- Hayes, Christopher J., DeGomez, Tom E., McMillin, Joel D., Anhold, John A., Hofstetter, Richard W.
- Forest ecology and management 2008 v.255 no.8-9 pp. 3541
- Ips pini, bark beetles, forest insects, colonizing ability, Pinus ponderosa, slash, logs, length, diameter, stand density, light, solar radiation, population growth, population density, eclosion, harvest date, seasonal variation, forest thinning, Arizona
- Thinning projects have increased in recent years to reduce standing fuels and fire hazard within the Wildland Urban Interface (WUI) and to improve general forest conditions through forest health restoration treatments. As a consequence, large volumes of thinning slash have been generated, increasing the potential for growth of bark beetle (Ips spp.) populations. Because slash can initiate outbreaks in standing trees, a critical examination of slash management guidelines is needed to minimize bark beetle impacts associated with thinning treatments. Specifically, we examined effects of season of slash cutting, sunlight intensity (stand density) and log size on pine engraver (Ips pini Say) reproduction in North-central Arizona, USA. Ponderosa pine (Pinus ponderosa Dougl ex. Laws.) trees were felled and cut to 16 sizes (diameters of 10, 15, 20, and 25cm and lengths of 15, 30, 45, and 60cm) in October, January, April and July, for 2 years. The 16 logs of differing size were placed in groups in overstory stand densities of 5, 14, and 27.5m²/ha (representing high, partial, and low sunlight levels). Response variables included attack density, emergence density, and beetle population growth rate. Log length had a positive relationship with both attack and emergence density. Log diameter had a significant effect on attack and emergence density, with a preference shown for intermediate diameter bolts. During a year with above average winter precipitation, cutting date and the interaction of cutting date and light level had significant effects on attack density. Fewer beetles attacked both bolts that had been exposed for longer periods of time and logs exposed to high sunlight levels. Cutting date, and the interaction of cutting date and light level, influenced emergence density, but light level alone did not. Emergence density was lowest in spring-cut logs in both years.
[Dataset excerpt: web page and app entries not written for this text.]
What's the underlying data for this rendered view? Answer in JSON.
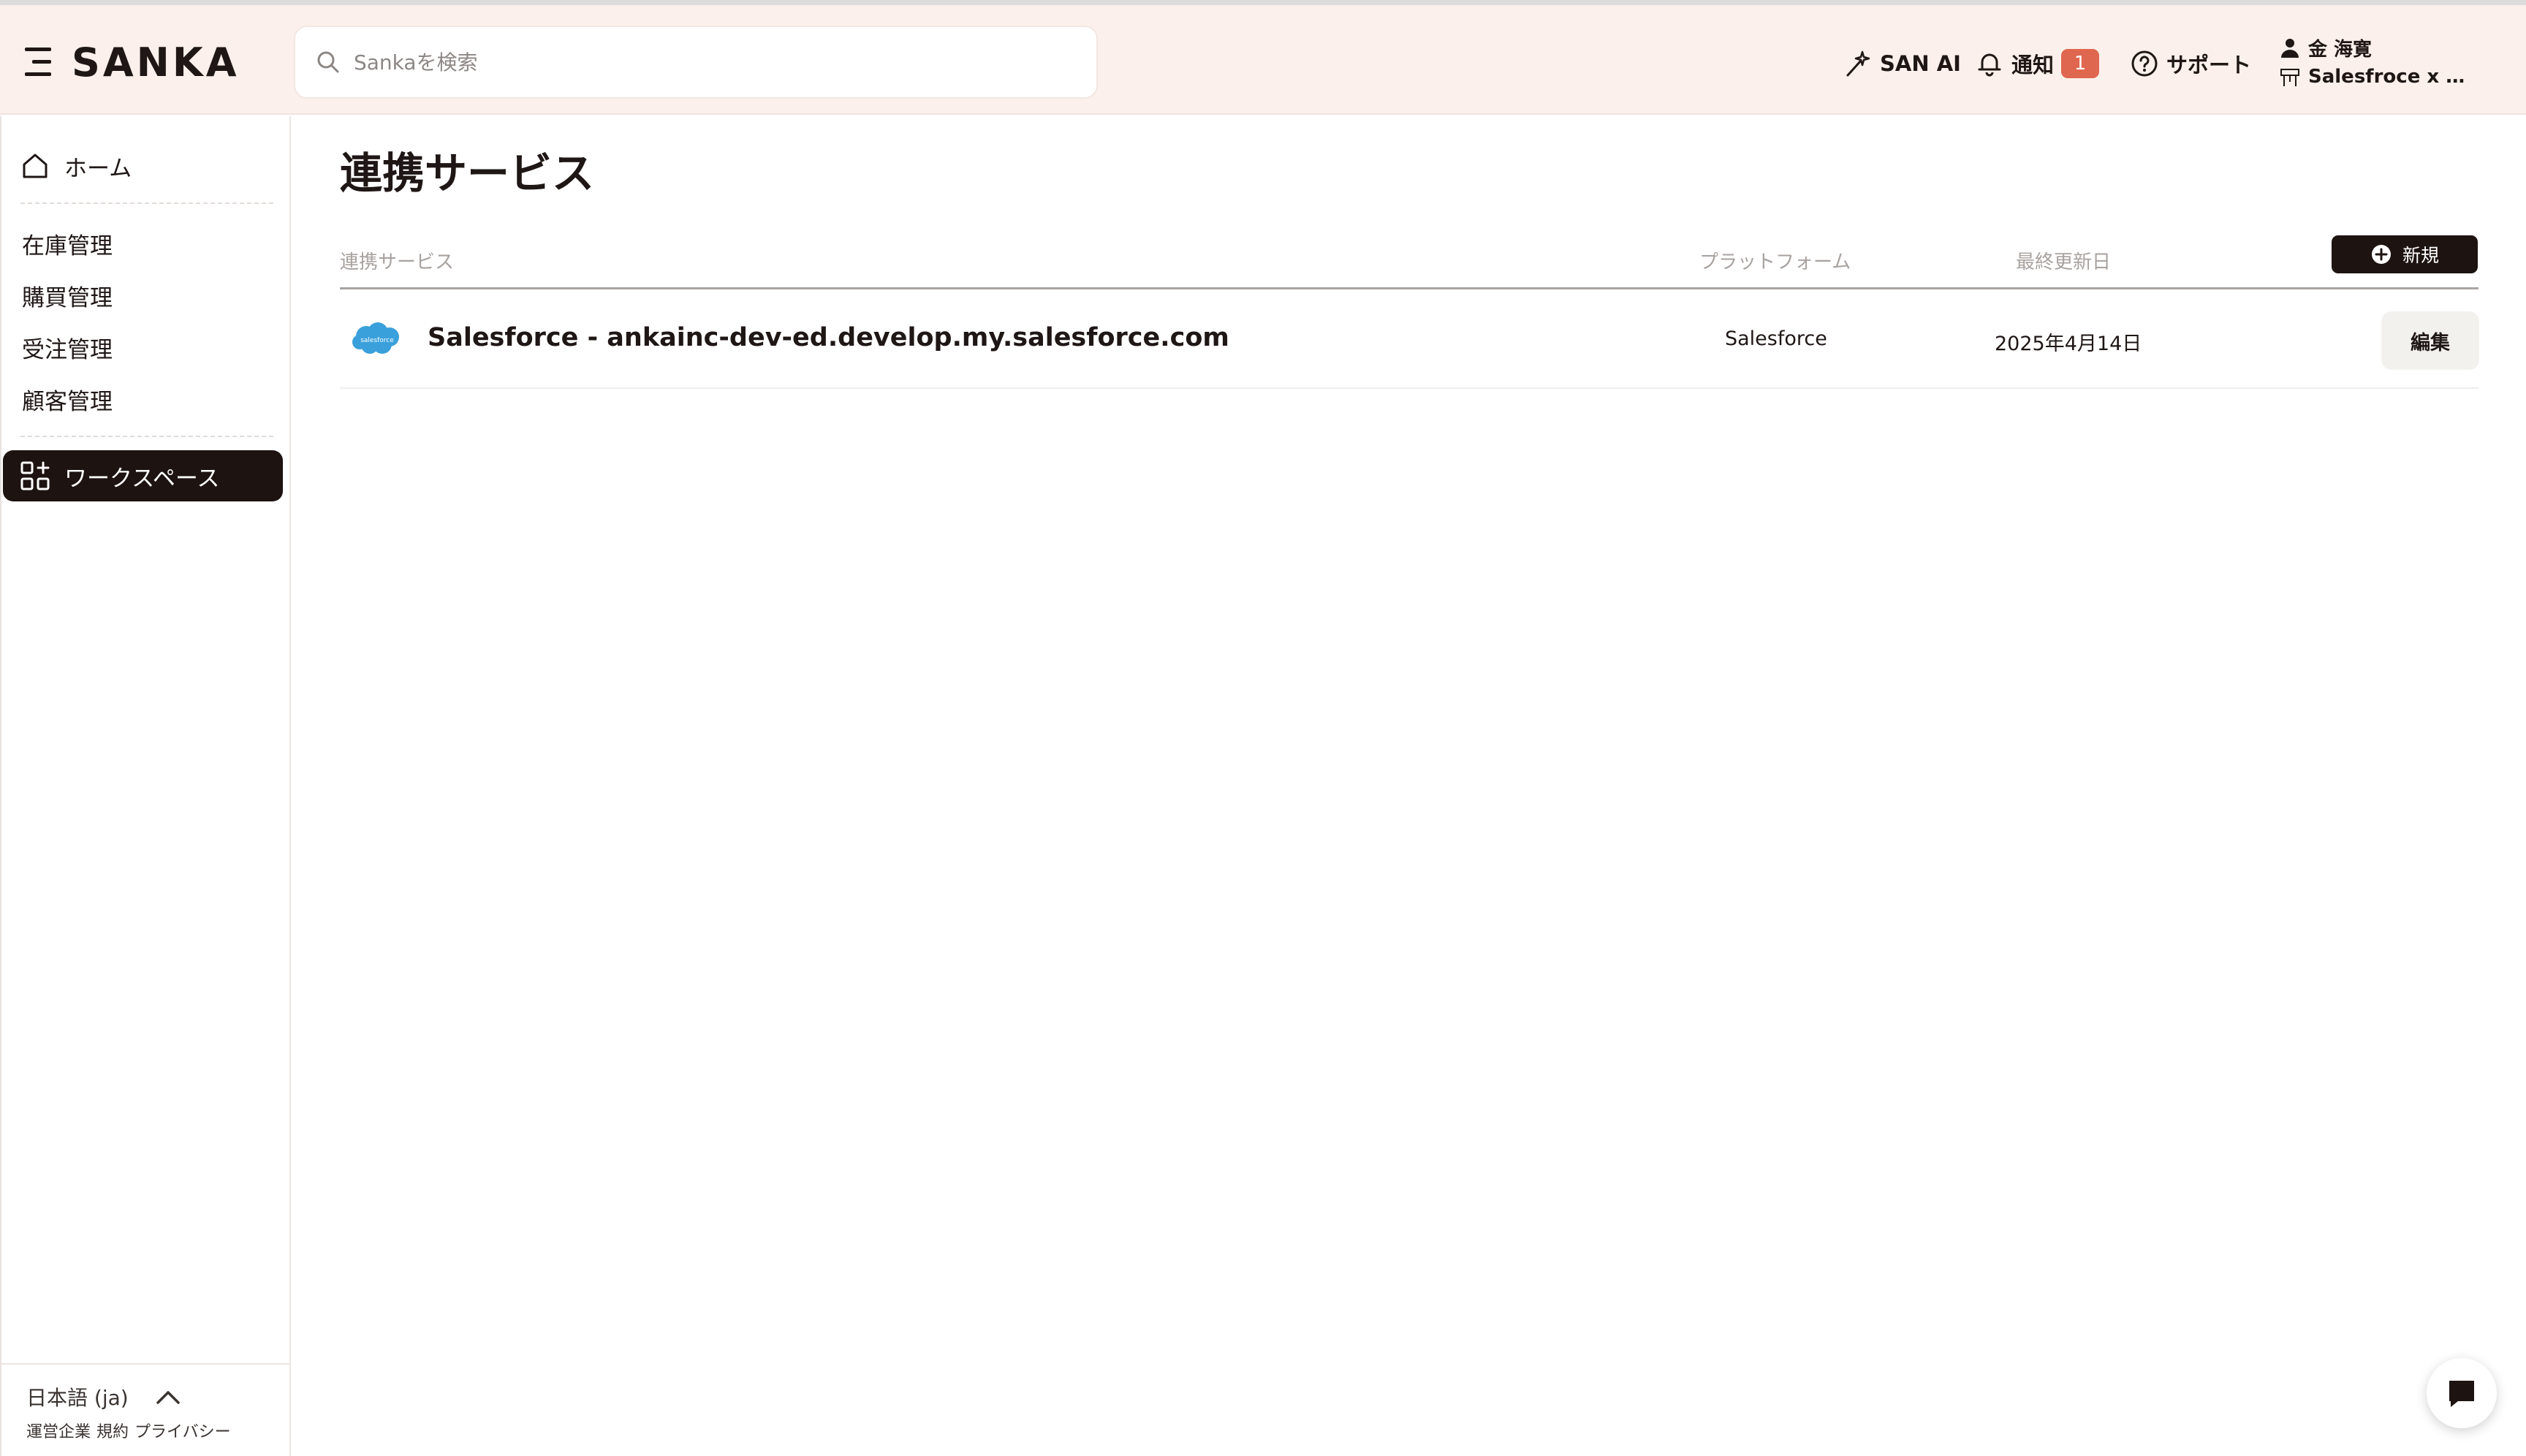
{
  "app": {
    "name": "SANKA"
  },
  "search": {
    "placeholder": "Sankaを検索"
  },
  "header": {
    "san_ai": "SAN AI",
    "notifications": "通知",
    "notification_count": "1",
    "support": "サポート",
    "user_name": "金 海寛",
    "workspace": "Salesfroce x Hub…"
  },
  "sidebar": {
    "home": "ホーム",
    "items": [
      {
        "label": "在庫管理"
      },
      {
        "label": "購買管理"
      },
      {
        "label": "受注管理"
      },
      {
        "label": "顧客管理"
      }
    ],
    "active": "ワークスペース",
    "language": "日本語 (ja)",
    "footer_links": [
      "運営企業",
      "規約",
      "プライバシー"
    ]
  },
  "main": {
    "title": "連携サービス",
    "columns": [
      "連携サービス",
      "プラットフォーム",
      "最終更新日"
    ],
    "new_button": "新規",
    "rows": [
      {
        "logo_text": "salesforce",
        "name": "Salesforce - ankainc-dev-ed.develop.my.salesforce.com",
        "platform": "Salesforce",
        "updated": "2025年4月14日",
        "action": "編集"
      }
    ]
  },
  "colors": {
    "header_bg": "#fbf0eb",
    "dark": "#1d1311",
    "badge": "#e0674f",
    "salesforce_blue": "#3aa0db"
  },
  "icons": [
    "menu-icon",
    "search-icon",
    "wand-icon",
    "bell-icon",
    "help-icon",
    "user-icon",
    "workspace-icon",
    "home-icon",
    "apps-icon",
    "chevron-up-icon",
    "plus-circle-icon",
    "chat-icon",
    "salesforce-logo"
  ]
}
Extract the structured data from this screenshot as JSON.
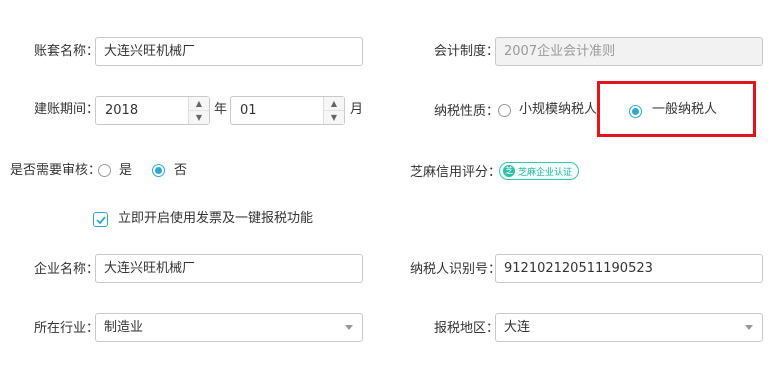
{
  "account_name": {
    "label": "账套名称：",
    "value": "大连兴旺机械厂"
  },
  "accounting_system": {
    "label": "会计制度：",
    "value": "2007企业会计准则"
  },
  "start_period": {
    "label": "建账期间：",
    "year": "2018",
    "year_unit": "年",
    "month": "01",
    "month_unit": "月"
  },
  "taxpayer_type": {
    "label": "纳税性质：",
    "options": [
      "小规模纳税人",
      "一般纳税人"
    ],
    "selected": "一般纳税人"
  },
  "requires_review": {
    "label": "是否需要审核：",
    "options": [
      "是",
      "否"
    ],
    "selected": "否"
  },
  "sesame_credit": {
    "label": "芝麻信用评分：",
    "badge_text": "芝麻企业认证"
  },
  "enable_invoice": {
    "label": "立即开启使用发票及一键报税功能",
    "checked": true
  },
  "company_name": {
    "label": "企业名称：",
    "value": "大连兴旺机械厂"
  },
  "taxpayer_id": {
    "label": "纳税人识别号：",
    "value": "912102120511190523"
  },
  "industry": {
    "label": "所在行业：",
    "value": "制造业"
  },
  "tax_region": {
    "label": "报税地区：",
    "value": "大连"
  },
  "colors": {
    "accent": "#2aa9d6",
    "highlight": "#e5141b",
    "sesame": "#2ebfa8"
  },
  "icons": [
    "spin-up-icon",
    "spin-down-icon",
    "check-icon",
    "chevron-down-icon",
    "sesame-icon"
  ]
}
Cutting date also had an effect on beetle population growth rate, with fall-cut logs having the highest population growth, while light level had no effect. Extended time-since-cutting (e.g. fall cutting), high light levels and small log diameter did not consistently cause reductions in beetle attack and reproductive performance as was hypothesized. Implications of these results for slash management guidelines are discussed.